I’ve always loved this quote by French fashion designer and founder of the Chanel brand. It reminds me of the old adage – we are what we wear.
But in a GigaOm article and an InfoWorld article this week, this adage is taken to the next level. The news coverage discusses the future possibilities of us wearing sensors and transmitters to route and relay data.
For example, our clothes and accessories will dictate how our information is communicated and received. When you check into a hospital, your outfit du jour will connect with the hospital network to finalize the check-in process and provide your doctors and nurses with crucial information regarding your health. With such capabilities, hospitals would be able to track and manage the flow of incoming patients and detect who is in need of immediate attention.
To take this idea a step further, not only will our “wearables” just collect data, they will create makeshift unified networks. Perhaps instead of simply connecting devices and communicating through networks, humans will form and shape these vast networks by what we wear and the way we live.
To create such a connected human network, Internet Protocol Version 6 (IPv6) addresses will need to be issued to create a unique-to-each person system of data gathering and sharing. I’ve long been an advocate for issuing IPv6 addresses to everyone in order to create a global ID. This could be a way of updating the antiquated social security number system in our country.
In my upcoming keynote address at Cisco Live!, I’ll be discussing more about this subject. I’m looking forward to sharing more of my thoughts about what life will look like when the power of connections create an optimized wireless network system.
Follow me at @DaveTheFuturist and join the conversation: #IoE #InternetofEverything #IPv6
There’s no doubt that video is becoming more pervasive in business. It’s no wonder: humans are visually oriented. We’ve been reading people’s faces since we were newborns, so it’s natural for us to use visual cues as we build stronger relationships and better organizations.

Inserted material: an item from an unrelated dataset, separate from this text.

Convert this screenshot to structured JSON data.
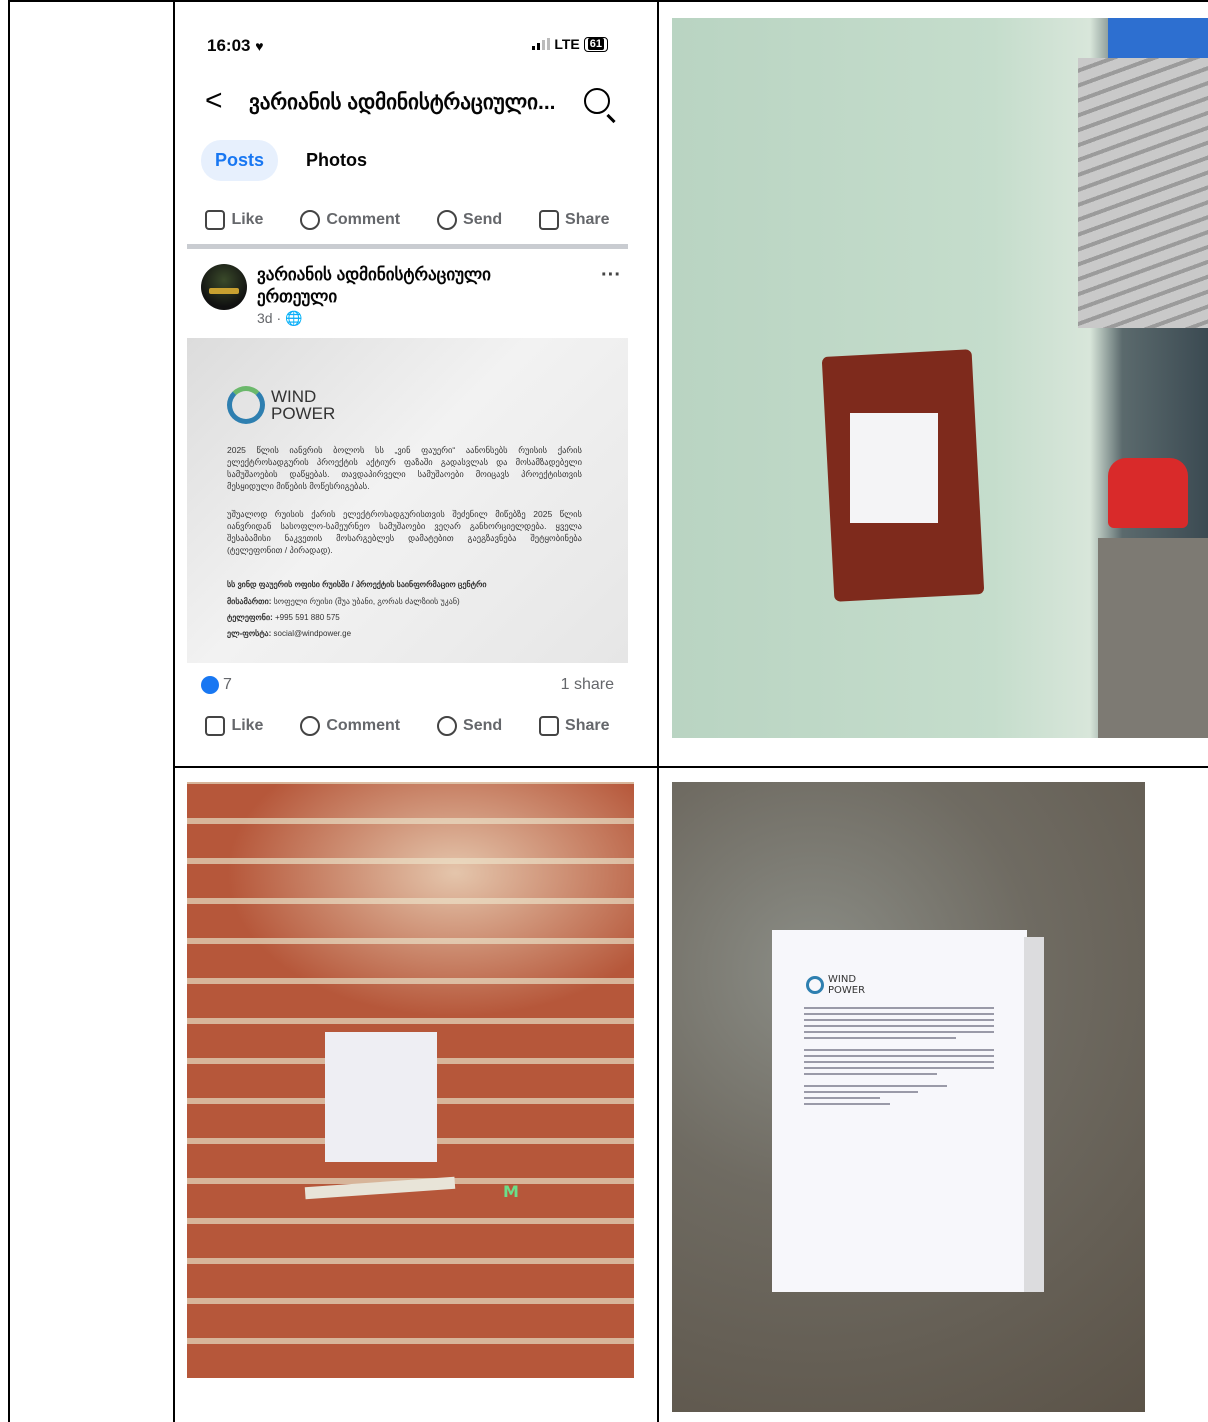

As video makes deeper inroads in enterprises large and small, I keep hearing the concept of “good enough” video. So what does “good enough” really mean? Is there a specific number of pixels, or frame rates, or a certain standard that makes video “good enough”? How can you define “good enough” for your organization?
Nobody thought the ‘plumbers’ could succeed in compute …
The numbers are in – across the board Cisco is posting strong results and tracking unprecedented momentum in the server market. With Cisco’s Q3 financial earnings announcement reporting 77% Y/Y growth in Data Center and now the latest IDC Server Tracker results [view UCS Advantage], Cisco is proving to be a formidable force in the compute space. In less than four years after entering a market with very well-established competitors, Cisco has captured the #2 worldwide share position in x86 blade servers*.
The industry has seen businesses shift over 19% of the global x86 blade market to Cisco UCS, and over 28% in the US. In the recent earnings announcement, Cisco reported more than 23,000 unique UCS customers worldwide, representing a customer growth number of 89% Y/Y.
This is not luck …
This is about the value that Cisco is providing our customers. Although we develop products using the same industry standard hardware & software as our competitors, Cisco continues to grow market share. This is attributed Cisco’s unique & innovative approach to providing an open, standards-based data center network architecture and ecosystem that maintains customer choice. We are increasing business value while substantially decreasing the total cost of ownership (TCO). With Cisco Unified Computing System, we are truly evolving the way customers approach the data center, focused on consolidating resources, accelerating server deployment, and simplifying management – flexible and scalable for any workload. It’s that simple.
You hear a lot of buzz words around the industry. But when it comes down to the numbers, Cisco is driving real results for real customers [click to enlarge]:
Here is just some of what we are hearing from our customers: Read More »